-- WHAT THE EXERCISE ASKS --
Pull out each line of the data that includes the word "branch".

** Opening INPUT DATA block **

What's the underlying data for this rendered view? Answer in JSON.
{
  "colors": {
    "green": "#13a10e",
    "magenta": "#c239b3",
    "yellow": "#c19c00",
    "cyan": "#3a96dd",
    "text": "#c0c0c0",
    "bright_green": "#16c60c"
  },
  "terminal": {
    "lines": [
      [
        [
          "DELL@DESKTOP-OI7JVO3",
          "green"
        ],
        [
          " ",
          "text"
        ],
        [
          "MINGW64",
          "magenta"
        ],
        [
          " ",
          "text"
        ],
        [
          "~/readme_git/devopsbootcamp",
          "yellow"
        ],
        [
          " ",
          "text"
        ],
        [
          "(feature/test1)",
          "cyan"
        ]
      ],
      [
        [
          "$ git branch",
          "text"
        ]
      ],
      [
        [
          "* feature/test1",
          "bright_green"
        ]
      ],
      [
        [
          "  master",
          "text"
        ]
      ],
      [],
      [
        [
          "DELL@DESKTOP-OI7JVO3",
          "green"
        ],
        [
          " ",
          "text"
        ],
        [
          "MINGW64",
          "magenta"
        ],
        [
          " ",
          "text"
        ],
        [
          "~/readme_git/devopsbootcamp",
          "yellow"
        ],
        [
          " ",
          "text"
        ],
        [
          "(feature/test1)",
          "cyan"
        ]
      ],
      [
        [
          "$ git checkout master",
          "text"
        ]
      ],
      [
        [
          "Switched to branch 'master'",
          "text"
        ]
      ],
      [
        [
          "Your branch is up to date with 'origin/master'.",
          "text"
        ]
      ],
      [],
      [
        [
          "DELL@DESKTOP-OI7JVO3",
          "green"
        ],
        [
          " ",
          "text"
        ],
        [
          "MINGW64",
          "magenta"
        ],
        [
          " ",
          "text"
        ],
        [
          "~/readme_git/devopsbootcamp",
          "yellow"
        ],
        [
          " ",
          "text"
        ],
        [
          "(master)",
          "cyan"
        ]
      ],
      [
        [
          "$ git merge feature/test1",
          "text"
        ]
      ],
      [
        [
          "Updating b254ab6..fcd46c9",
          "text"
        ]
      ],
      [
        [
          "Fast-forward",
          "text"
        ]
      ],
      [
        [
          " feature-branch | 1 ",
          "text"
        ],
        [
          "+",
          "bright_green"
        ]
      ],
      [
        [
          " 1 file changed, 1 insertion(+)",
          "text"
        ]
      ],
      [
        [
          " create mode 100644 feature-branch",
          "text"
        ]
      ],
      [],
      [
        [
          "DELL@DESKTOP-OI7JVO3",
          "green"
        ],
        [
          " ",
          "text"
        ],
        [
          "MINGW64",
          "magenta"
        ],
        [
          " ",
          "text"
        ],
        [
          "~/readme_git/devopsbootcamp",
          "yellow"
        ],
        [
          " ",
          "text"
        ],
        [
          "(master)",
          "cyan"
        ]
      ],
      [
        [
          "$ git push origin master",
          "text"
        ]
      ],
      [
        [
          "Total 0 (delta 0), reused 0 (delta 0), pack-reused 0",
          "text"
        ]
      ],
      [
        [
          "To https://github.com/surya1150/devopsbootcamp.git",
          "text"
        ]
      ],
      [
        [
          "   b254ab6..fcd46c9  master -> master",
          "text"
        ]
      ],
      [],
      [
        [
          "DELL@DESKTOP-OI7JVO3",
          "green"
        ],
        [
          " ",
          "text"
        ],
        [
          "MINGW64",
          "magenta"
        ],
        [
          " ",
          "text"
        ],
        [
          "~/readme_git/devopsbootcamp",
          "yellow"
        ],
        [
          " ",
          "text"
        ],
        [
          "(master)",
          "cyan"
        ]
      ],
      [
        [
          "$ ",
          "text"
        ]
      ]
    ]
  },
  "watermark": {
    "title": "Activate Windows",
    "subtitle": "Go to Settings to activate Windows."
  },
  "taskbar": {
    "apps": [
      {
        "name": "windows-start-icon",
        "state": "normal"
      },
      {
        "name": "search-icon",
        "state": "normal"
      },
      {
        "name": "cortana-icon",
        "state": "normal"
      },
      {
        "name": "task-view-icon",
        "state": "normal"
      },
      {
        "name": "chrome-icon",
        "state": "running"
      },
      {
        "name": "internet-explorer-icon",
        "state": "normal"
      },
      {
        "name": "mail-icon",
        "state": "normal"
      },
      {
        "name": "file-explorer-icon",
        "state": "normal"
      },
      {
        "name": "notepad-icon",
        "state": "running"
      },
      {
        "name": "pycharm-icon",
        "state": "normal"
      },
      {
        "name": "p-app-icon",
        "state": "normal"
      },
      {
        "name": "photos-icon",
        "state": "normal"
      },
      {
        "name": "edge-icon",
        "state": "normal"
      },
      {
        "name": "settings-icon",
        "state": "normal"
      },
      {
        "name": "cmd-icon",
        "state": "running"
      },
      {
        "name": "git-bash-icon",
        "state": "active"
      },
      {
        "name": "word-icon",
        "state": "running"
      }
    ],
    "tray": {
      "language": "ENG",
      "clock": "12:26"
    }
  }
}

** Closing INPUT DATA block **

-- SOLVED EXERCISE --
          "$ git branch",
          "Switched to branch 'master'",
          "Your branch is up to date with 'origin/master'.",
          " feature-branch | 1 ",
          " create mode 100644 feature-branch",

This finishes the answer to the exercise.